» WHAT IS NEEDED
Count every line in the following entries that holds the word "option". Only the number should be given.

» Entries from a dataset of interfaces
****************
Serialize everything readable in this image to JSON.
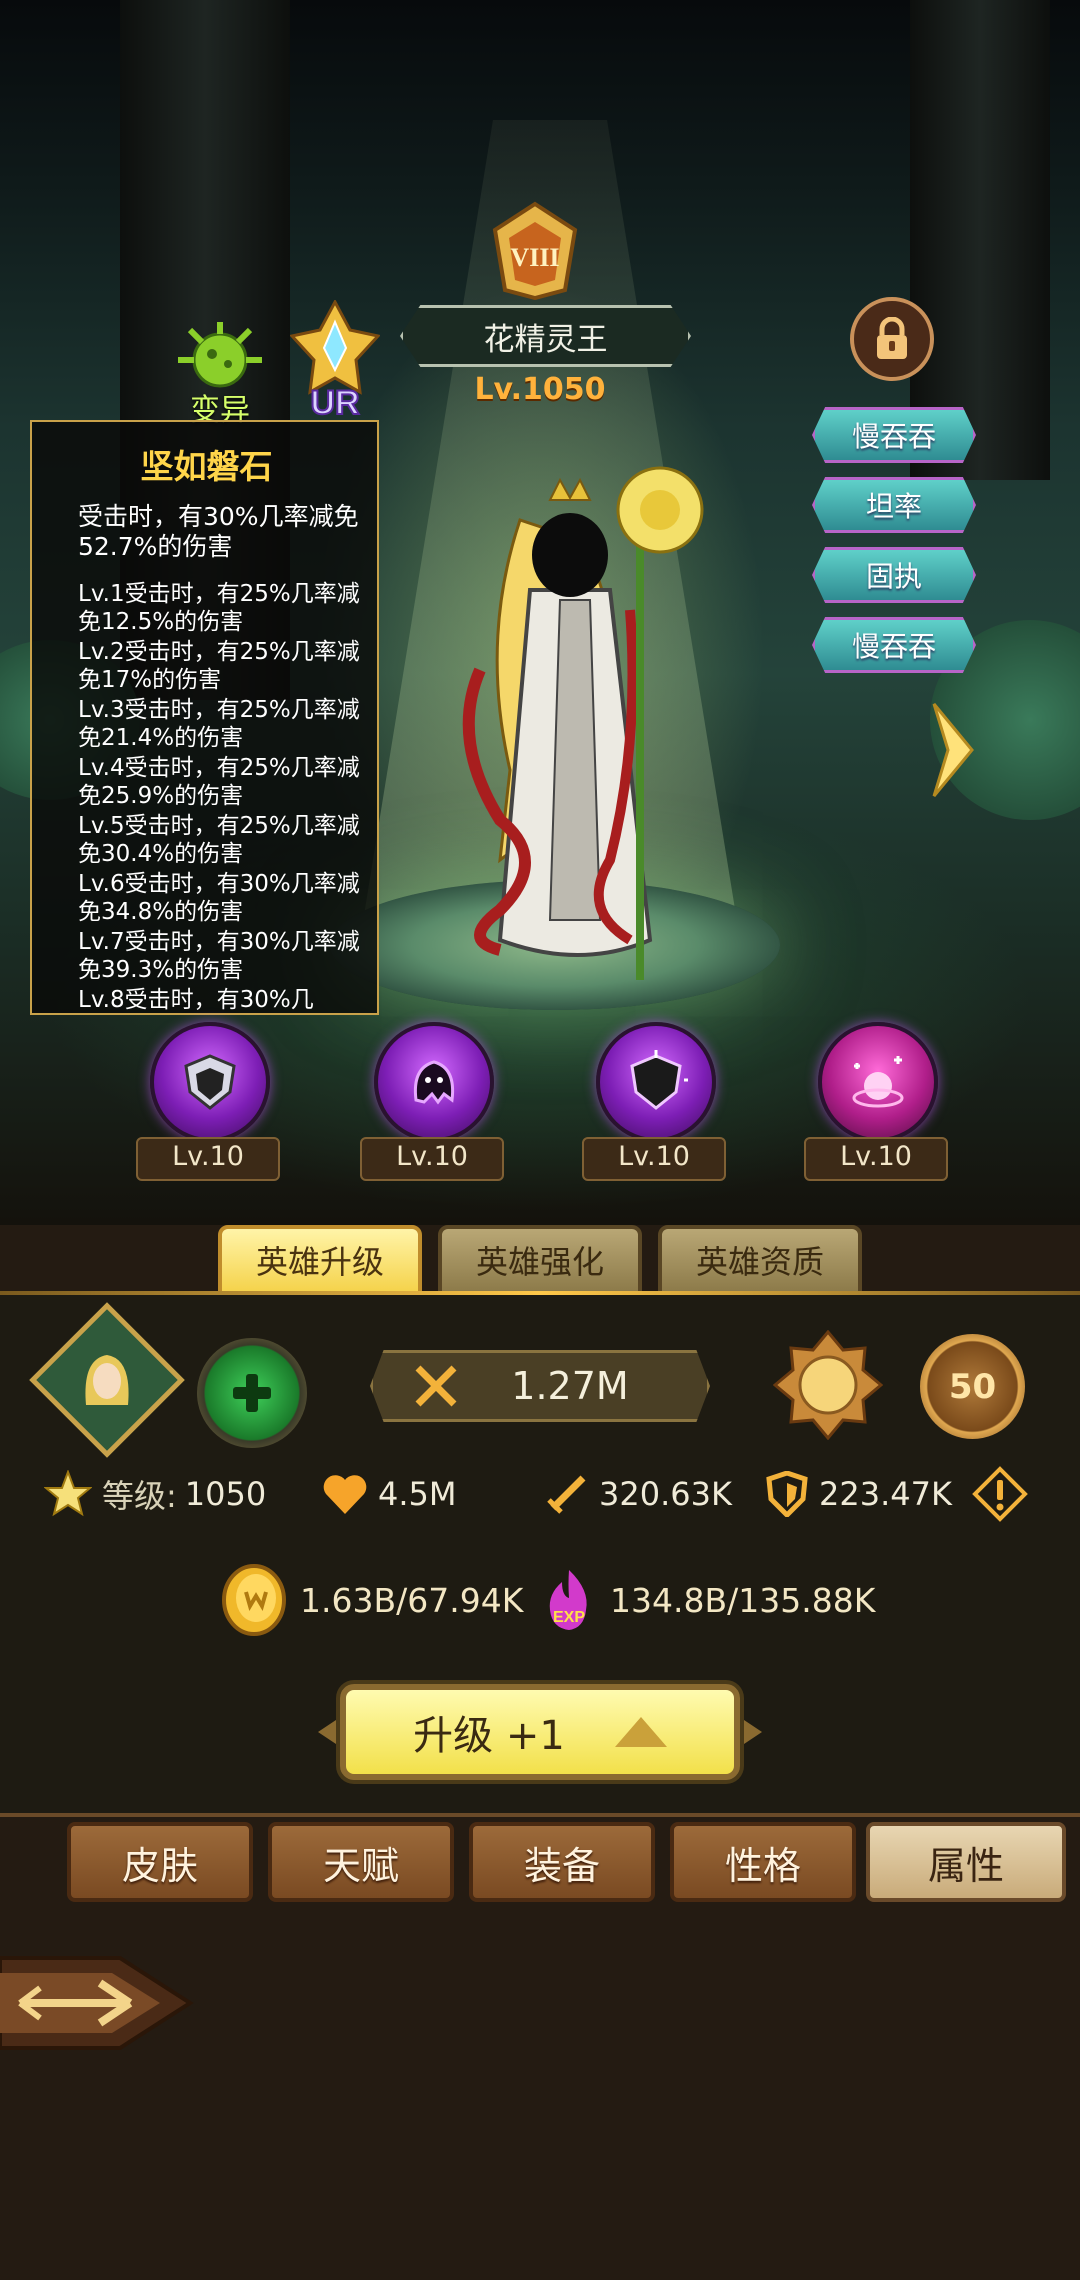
{
  "hero": {
    "rank_numeral": "VIII",
    "name": "花精灵王",
    "level": "Lv.1050",
    "mutation_label": "变异",
    "rarity": "UR"
  },
  "traits": [
    "慢吞吞",
    "坦率",
    "固执",
    "慢吞吞"
  ],
  "tooltip": {
    "title": "坚如磐石",
    "current": "受击时，有30%几率减免52.7%的伤害",
    "levels": [
      "Lv.1受击时，有25%几率减免12.5%的伤害",
      "Lv.2受击时，有25%几率减免17%的伤害",
      "Lv.3受击时，有25%几率减免21.4%的伤害",
      "Lv.4受击时，有25%几率减免25.9%的伤害",
      "Lv.5受击时，有25%几率减免30.4%的伤害",
      "Lv.6受击时，有30%几率减免34.8%的伤害",
      "Lv.7受击时，有30%几率减免39.3%的伤害",
      "Lv.8受击时，有30%几"
    ]
  },
  "skills": [
    {
      "level": "Lv.10",
      "icon": "shield-skill-icon"
    },
    {
      "level": "Lv.10",
      "icon": "ghost-skill-icon"
    },
    {
      "level": "Lv.10",
      "icon": "dark-shield-skill-icon"
    },
    {
      "level": "Lv.10",
      "icon": "pink-orb-skill-icon"
    }
  ],
  "tabs": [
    "英雄升级",
    "英雄强化",
    "英雄资质"
  ],
  "panel": {
    "power": "1.27M",
    "level_badge": "50",
    "stats": {
      "level_key": "等级:",
      "level_value": "1050",
      "hp": "4.5M",
      "attack": "320.63K",
      "defense": "223.47K"
    },
    "gold": "1.63B/67.94K",
    "exp_icon_label": "EXP",
    "exp": "134.8B/135.88K",
    "upgrade_label": "升级 +1"
  },
  "bottom_tabs": [
    "皮肤",
    "天赋",
    "装备",
    "性格",
    "属性"
  ],
  "colors": {
    "accent_gold": "#ffd54a",
    "level_orange": "#ffb23c",
    "tab_active": "#f5d34c",
    "trait_teal": "#5fd0c9"
  }
}
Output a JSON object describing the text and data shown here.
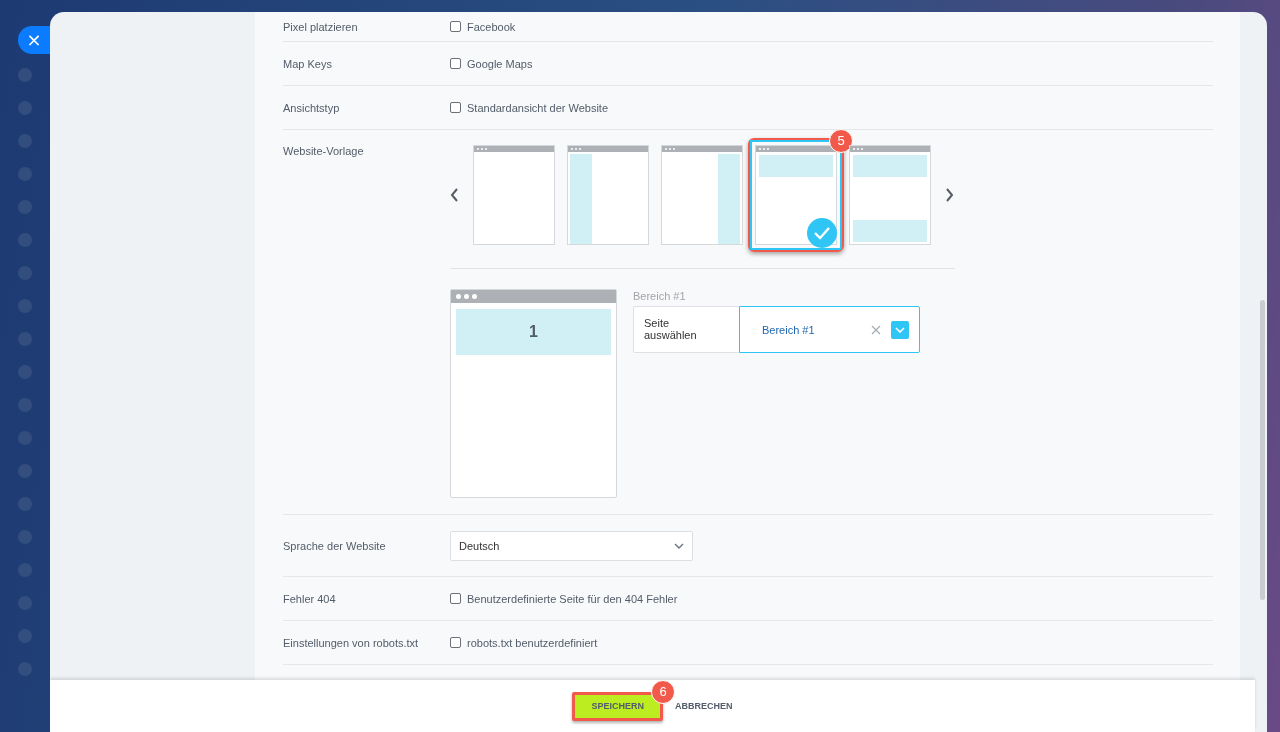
{
  "close_button": {
    "icon": "×"
  },
  "settings": [
    {
      "kind": "checkbox",
      "label": "Pixel platzieren",
      "option": "Facebook",
      "checked": false
    },
    {
      "kind": "checkbox",
      "label": "Map Keys",
      "option": "Google Maps",
      "checked": false
    },
    {
      "kind": "checkbox",
      "label": "Ansichtstyp",
      "option": "Standardansicht der Website",
      "checked": false
    },
    {
      "kind": "template",
      "label": "Website-Vorlage"
    },
    {
      "kind": "select",
      "label": "Sprache der Website",
      "value": "Deutsch"
    },
    {
      "kind": "checkbox",
      "label": "Fehler 404",
      "option": "Benutzerdefinierte Seite für den 404 Fehler",
      "checked": false
    },
    {
      "kind": "checkbox",
      "label": "Einstellungen von robots.txt",
      "option": "robots.txt benutzerdefiniert",
      "checked": false
    }
  ],
  "templates": [
    {
      "kind": "blank",
      "selected": false
    },
    {
      "kind": "left",
      "selected": false
    },
    {
      "kind": "right",
      "selected": false
    },
    {
      "kind": "top",
      "selected": true,
      "callout": "5"
    },
    {
      "kind": "top-bottom",
      "selected": false
    }
  ],
  "preview": {
    "area_number": "1"
  },
  "area_editor": {
    "label": "Bereich #1",
    "page_placeholder": "Seite auswählen",
    "area_value": "Bereich #1"
  },
  "footer": {
    "buttons": [
      {
        "label": "SPEICHERN",
        "kind": "primary",
        "callout": "6"
      },
      {
        "label": "ABBRECHEN",
        "kind": "link"
      }
    ]
  }
}
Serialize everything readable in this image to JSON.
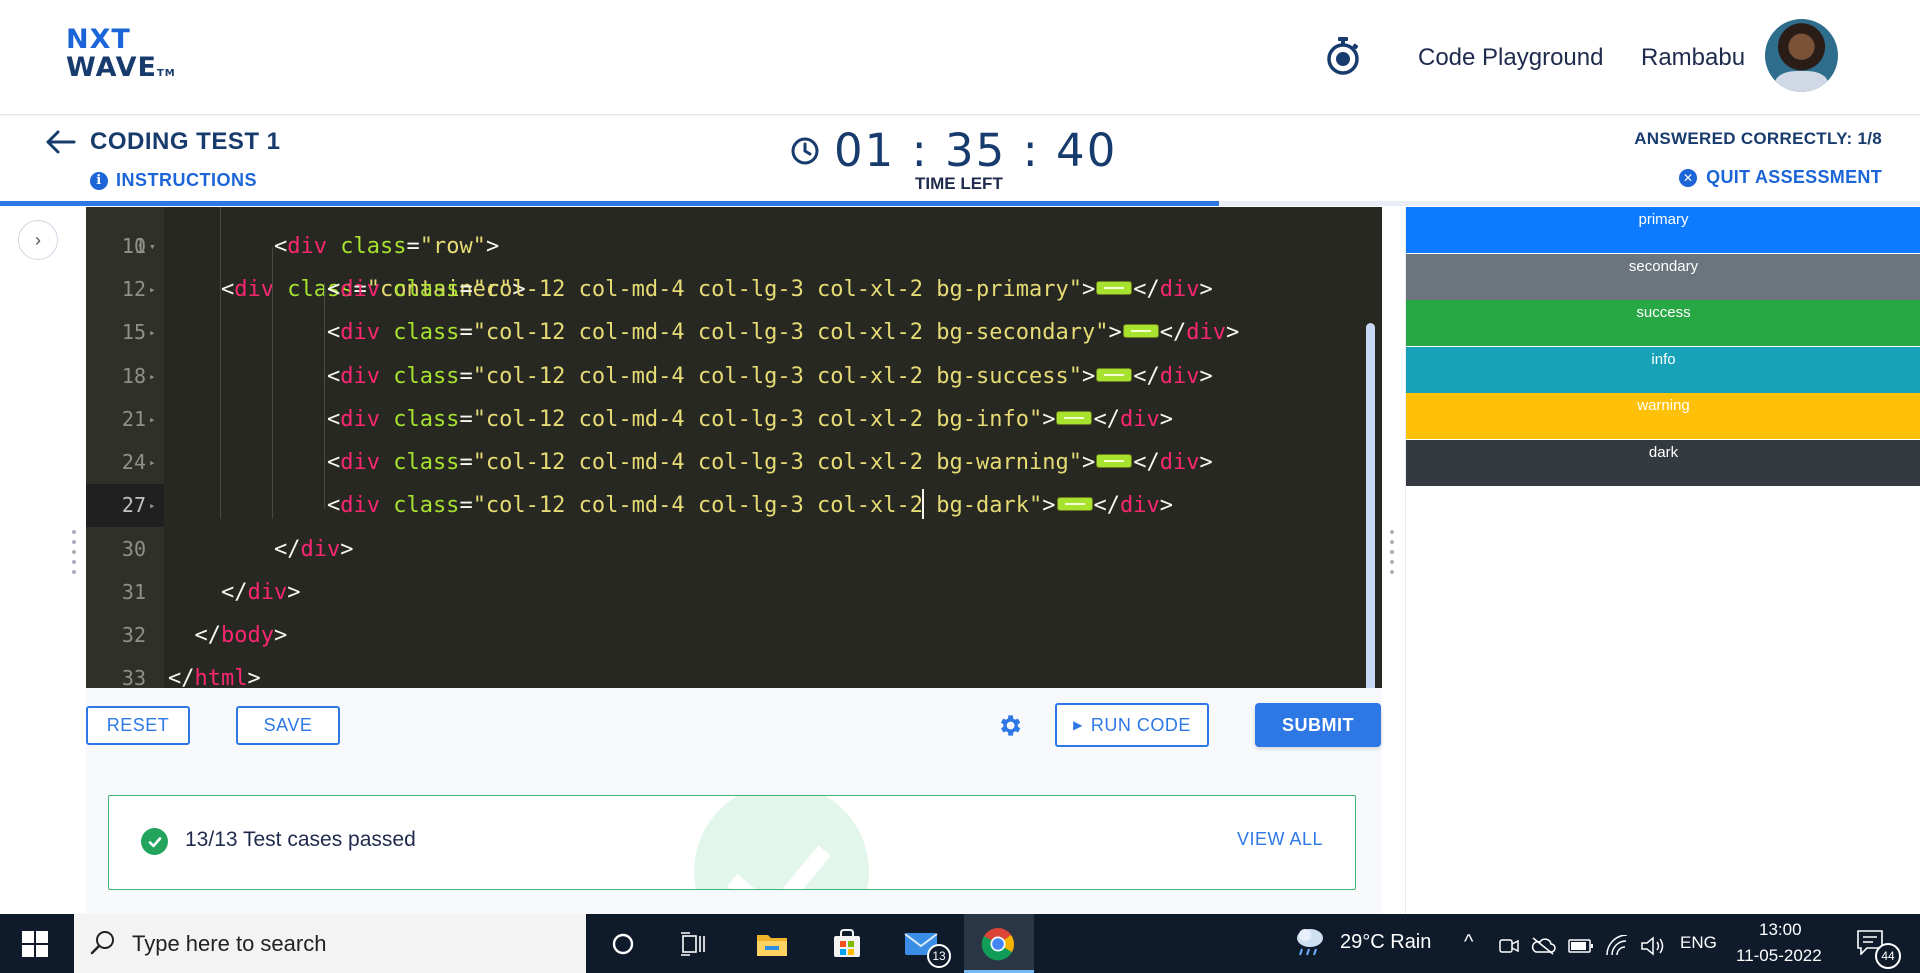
{
  "header": {
    "logo_line1": "NXT",
    "logo_line2": "WAVE",
    "logo_tm": "TM",
    "playground_label": "Code Playground",
    "username": "Rambabu"
  },
  "test": {
    "back_label": "back",
    "title": "CODING TEST 1",
    "instructions_label": "INSTRUCTIONS",
    "timer": "01 : 35 : 40",
    "time_left_label": "TIME LEFT",
    "answered_label": "ANSWERED CORRECTLY: 1/8",
    "quit_label": "QUIT ASSESSMENT",
    "progress_percent": 79.7
  },
  "editor": {
    "lines": [
      {
        "num": "11",
        "fold": "▾"
      },
      {
        "num": "12",
        "fold": "▸",
        "cls": "col-12 col-md-4 col-lg-3 col-xl-2 bg-primary"
      },
      {
        "num": "15",
        "fold": "▸",
        "cls": "col-12 col-md-4 col-lg-3 col-xl-2 bg-secondary"
      },
      {
        "num": "18",
        "fold": "▸",
        "cls": "col-12 col-md-4 col-lg-3 col-xl-2 bg-success"
      },
      {
        "num": "21",
        "fold": "▸",
        "cls": "col-12 col-md-4 col-lg-3 col-xl-2 bg-info"
      },
      {
        "num": "24",
        "fold": "▸",
        "cls": "col-12 col-md-4 col-lg-3 col-xl-2 bg-warning"
      },
      {
        "num": "27",
        "fold": "▸",
        "cls_a": "col-12 col-md-4 col-lg-3 col-xl-2",
        "cls_b": " bg-dark"
      },
      {
        "num": "30",
        "fold": ""
      },
      {
        "num": "31",
        "fold": ""
      },
      {
        "num": "32",
        "fold": ""
      },
      {
        "num": "33",
        "fold": ""
      }
    ],
    "row_class": "row",
    "tag_div": "div",
    "tag_body": "body",
    "tag_html": "html",
    "attr_class": "class"
  },
  "actions": {
    "reset_label": "RESET",
    "save_label": "SAVE",
    "run_label": "RUN CODE",
    "submit_label": "SUBMIT"
  },
  "result": {
    "text": "13/13 Test cases passed",
    "view_all_label": "VIEW ALL"
  },
  "output": {
    "bars": [
      {
        "label": "primary",
        "color": "#0d7aff"
      },
      {
        "label": "secondary",
        "color": "#6c757d"
      },
      {
        "label": "success",
        "color": "#28a745"
      },
      {
        "label": "info",
        "color": "#17a2b8"
      },
      {
        "label": "warning",
        "color": "#ffc107"
      },
      {
        "label": "dark",
        "color": "#343a40"
      }
    ]
  },
  "taskbar": {
    "search_placeholder": "Type here to search",
    "weather": "29°C  Rain",
    "lang": "ENG",
    "time": "13:00",
    "date": "11-05-2022",
    "mail_badge": "13",
    "notif_badge": "44"
  },
  "colors": {
    "brand_blue": "#2e78e6",
    "navy": "#183b6e",
    "success_green": "#22a45d"
  }
}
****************
» TASK SOLUTION
5